‘Merise Merise’, produced by Kothuri Entertainments, hit the cinemas today (August 6). Here is our review of the latest rom-com at the box-office.
Siddhu (Dinesh Tej) considers himself a bloody loser after failing to make his start-up successful. He moves from Bengaluru to Hyderabad to chill for some time. Once in Hyderabad, he bumps into Vennela (Shweta Avasthi), who is a wannabe fashion designer.
If the former is a synonym for failure, the latter is driven by the urge to succeed. Vennela is engaged and wants to prove her mettle before she gets married. What happens when Siddhu helps her realize her dream and falls in love with her forms the crux of the story.
Dinesh Tej, who has previously acted in ‘Hushaaru’ and ‘Playback’, puts in a watchable performance. Although his characterization is somewhat routine, the budding actor shows sincerity. Shweta Avasthi, who has got glaring dimples, is good in the emotional scenes.
Sanjay Swarup, who was seen in a negative role in ‘Akshara’ earlier this year, is adequate in the role of a venture capitalist. GuruRaj and Sandhya Janak as the hero’s parents are routine. Bindu, Mani, Sashank, Nanajee and others don’t make the cut.
Karthik Kodakandla’s music works as part of the film. ‘Ninne Nenila’ and ‘I Am Waiting’ are well-written. Nagesh Banell, who has previously done the acclaimed ‘Pelli Choopulu’, has cranked the camera.
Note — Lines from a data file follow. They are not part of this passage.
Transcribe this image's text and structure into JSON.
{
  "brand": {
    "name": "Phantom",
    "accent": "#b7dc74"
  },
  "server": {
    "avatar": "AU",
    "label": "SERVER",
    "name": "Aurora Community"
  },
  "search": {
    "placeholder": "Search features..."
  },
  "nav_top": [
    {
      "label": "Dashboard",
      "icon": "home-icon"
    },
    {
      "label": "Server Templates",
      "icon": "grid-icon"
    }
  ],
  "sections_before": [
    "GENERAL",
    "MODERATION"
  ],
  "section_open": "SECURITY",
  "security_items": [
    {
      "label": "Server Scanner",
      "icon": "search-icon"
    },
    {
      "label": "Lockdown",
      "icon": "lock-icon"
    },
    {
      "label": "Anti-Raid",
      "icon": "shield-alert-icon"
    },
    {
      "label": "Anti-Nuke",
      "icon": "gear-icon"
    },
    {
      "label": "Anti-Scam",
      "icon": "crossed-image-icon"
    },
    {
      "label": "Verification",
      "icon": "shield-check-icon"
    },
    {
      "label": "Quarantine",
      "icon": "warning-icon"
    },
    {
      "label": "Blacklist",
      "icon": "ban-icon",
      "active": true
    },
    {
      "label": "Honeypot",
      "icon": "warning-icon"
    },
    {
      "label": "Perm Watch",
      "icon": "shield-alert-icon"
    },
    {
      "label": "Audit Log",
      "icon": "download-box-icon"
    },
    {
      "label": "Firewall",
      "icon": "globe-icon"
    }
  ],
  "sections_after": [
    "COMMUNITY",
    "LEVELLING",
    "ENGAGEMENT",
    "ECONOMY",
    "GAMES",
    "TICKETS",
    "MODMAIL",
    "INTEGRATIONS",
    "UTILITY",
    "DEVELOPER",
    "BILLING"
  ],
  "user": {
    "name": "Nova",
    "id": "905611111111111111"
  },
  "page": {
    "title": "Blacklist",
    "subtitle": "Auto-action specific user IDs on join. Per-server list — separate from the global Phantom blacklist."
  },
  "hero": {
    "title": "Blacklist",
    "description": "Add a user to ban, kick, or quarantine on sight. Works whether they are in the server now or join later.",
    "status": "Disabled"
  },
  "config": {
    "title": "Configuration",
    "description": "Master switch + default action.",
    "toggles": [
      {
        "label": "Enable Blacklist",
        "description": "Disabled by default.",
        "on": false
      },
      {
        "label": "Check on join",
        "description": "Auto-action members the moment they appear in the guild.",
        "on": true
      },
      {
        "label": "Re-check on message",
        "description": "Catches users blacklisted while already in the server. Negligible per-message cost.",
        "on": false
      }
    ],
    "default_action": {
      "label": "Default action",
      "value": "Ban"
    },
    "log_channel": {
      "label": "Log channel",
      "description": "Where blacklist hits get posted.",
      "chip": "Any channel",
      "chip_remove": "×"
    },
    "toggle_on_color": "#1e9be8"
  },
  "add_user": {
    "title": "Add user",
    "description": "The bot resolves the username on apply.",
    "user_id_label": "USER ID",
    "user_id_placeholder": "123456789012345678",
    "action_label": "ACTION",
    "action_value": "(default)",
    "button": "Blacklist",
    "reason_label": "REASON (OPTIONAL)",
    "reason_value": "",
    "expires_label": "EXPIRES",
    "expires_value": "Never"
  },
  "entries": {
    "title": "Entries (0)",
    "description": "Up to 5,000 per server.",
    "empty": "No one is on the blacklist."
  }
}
Writer-director Pawan Kumar K fills the story with a roster of cliches. The hero knows coding and how to threaten those who threaten the heroine. He boozes and carries some forbidden stuff in his pockets, but he is sentimental and emotional in the presence of his freedom-endowing mother. These are really old-school tropes that we have seen in movies for at least two decades.
Vennela is expectedly confronted by a toxic fiance who is a highly qualified doctor settled in London, but who for all practical purposes behaves like an insecure, mean-minded male. As against Siddhu who always supports Vennela, her fiance wants to curb her creativity and mocks her qualification. Again, this is a run-of-the-mill idea.
When you are telling the story of a youngster who has to overcome a series of challenges to realize her dreams, the scenes have to be believable. Here, Vennela never really comes across as someone who is worried that she is running out of time. When she encounters an obstacle, she struggles to emote tension. As for Siddhu, his frustration is barely saleable. We never understand why he has given ‘sanyasa’ to ambition, coding and discipline, only to take things up for a stranger.
The climax can be seen from miles away. There is an angel investor who resolves things just like that. Almost the entire film has Siddhu and Vennela scene after scene and their skin-deep emotions make the screenplay look all the more dull and monotonous.
‘Merise Merise’, ironically, has no sparks. It’s about a woman’s ambition and how a male buddy plays the catalyst. The film has an endless stream of tropes and near-zero entertainment to offer.